The modern definition of conservation encompasses communities as well as wildlife, working with people in less advantaged areas to help them become self-sufficient, with women and girls often at the bedrock of these communities. Providing role models for young women in this arena is something that grassroots movement Rock Girl takes incredibly seriously. Based in Cape Town, the organisation was founded by human rights lawyer India Baird with the aim of inspiring and investing in girl-initiated and girl-focused projects in the private and public sectors.
By empowering girls to stay in school and women to become economically independent, Rock Girl hopes to reduce violence against women in a country with one of the highest incidences of rape and sexual violence on the continent. For its Safe Spaces campaign, for example, Rock Girl is partnering with artists and designers to create both symbolic and real safe spaces around South Africa, with 56 Safe Space benches and a new primary school building in existence today. Additionally, since gang violence flared up two years ago, Rock Girl has taken three Road Trips across South Africa to the Eastern and Northern Capes and to the Northwest and Gauteng to interview other girls, share their stories, explore their own country, and return to advocate for change.

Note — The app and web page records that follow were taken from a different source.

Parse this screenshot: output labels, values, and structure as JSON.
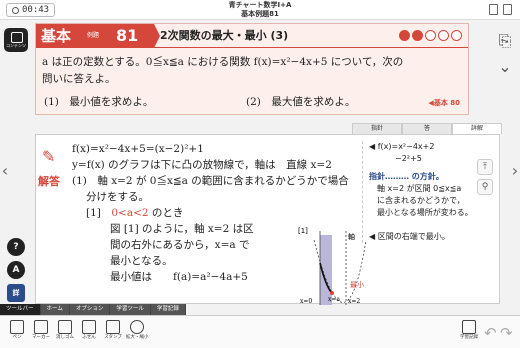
{
  "header": {
    "timer": "00:43",
    "title_line1": "青チャート数学Ⅰ+A",
    "title_line2": "基本例題81"
  },
  "sidebar": {
    "content_label": "コンテンツ",
    "tools": [
      "?",
      "A",
      "詳"
    ]
  },
  "problem": {
    "label_kihon": "基本",
    "label_reidai": "例題",
    "number": "81",
    "title": "2次関数の最大・最小 (3)",
    "difficulty": 2,
    "text_line1": "a は正の定数とする。0≦x≦a における関数 f(x)=x²−4x+5 について，次の",
    "text_line2": "問いに答えよ。",
    "sub1": "(1)　最小値を求めよ。",
    "sub2": "(2)　最大値を求めよ。",
    "ref": "基本 80"
  },
  "tabs": [
    "指針",
    "答",
    "詳解"
  ],
  "answer": {
    "label": "解答",
    "l1": "f(x)=x²−4x+5=(x−2)²+1",
    "l2": "y=f(x) のグラフは下に凸の放物線で，軸は　直線 x=2",
    "l3": "(1)　軸 x=2 が 0≦x≦a の範囲に含まれるかどうかで場合",
    "l4": "分けをする。",
    "l5a": "[1]　",
    "l5b": "0<a<2",
    "l5c": " のとき",
    "l6": "図 [1] のように，軸 x=2 は区",
    "l7": "間の右外にあるから，x=a で",
    "l8": "最小となる。",
    "l9": "最小値は　　f(a)=a²−4a+5",
    "graph_label": "[1]",
    "graph_axis": "軸",
    "graph_min": "最小",
    "graph_x0": "x=0",
    "graph_xa": "x=a",
    "graph_x2": "x=2"
  },
  "hints": {
    "h1": "◀ f(x)=x²−4x+2",
    "h1b": "−2²+5",
    "h2": "指針……… の方針。",
    "h3": "軸 x=2 が区間 0≦x≦a",
    "h4": "に含まれるかどうかで，",
    "h5": "最小となる場所が変わる。",
    "h6": "◀ 区間の右端で最小。"
  },
  "toolbar": {
    "tabs": [
      "ツールバー",
      "ホーム",
      "オプション",
      "学習ツール",
      "学習記録"
    ],
    "tools": [
      "ペン",
      "マーカー",
      "消しゴム",
      "ふせん",
      "スタンプ",
      "拡大・縮小"
    ],
    "right_tool": "学習記録"
  }
}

“Social change can only happen if industries unite across disciplines and work together”, says Baird. “Our Rock Girls recognise this, and also recognise that visitors to our country can play an invaluable role in creating social change. We seek not just to educate them, but to engage them in ways to build a safer, more just South Africa and world. We fully expect some of the girls will one day be leaders themselves.”
Taking this concept of safe spaces online, Cameroonian Eliza Anyangwe is the force behind The Nzinga Effect, a digital platform and annual gathering to celebrate African women and tell their stories. She believes that “Our actions as humans are shaped by our beliefs and those beliefs are formed based on what we see, hear and share – the memes that become our norms and culture. As a result, if all one hears about African women is that they are victims, and all one sees is media that reinforces this narrative of victimhood, then the only thing that African women can be, to that person’s mind, are victims. By celebrating the lives of inspiring women we can change the narrative about Africa and its place in the world.”
The Nzinga Effect team travels to various African cities, connecting with women and learning their stories in order to tell them to the world. According to Anyangwe, “The tourism industry has such potential to bring wealth to communities, but that only happens when it is done responsibly. Simply building a lodge in a beautiful village and employing the villagers doesn’t go far enough. African women are the bedrock of their communities and the carriers of culture. Travel that is about exploring communities and discovering culture should therefore be built around African women.”
Whether it’s providing a template for the next generation of female conservationists and social crusaders; crushing stereotypes on the front lines of conservation; or creating spaces for African women to tell and share their stories; these pioneering personalities are ensuring that the future face of African conservation will truly reflect the communities most impacted by its path.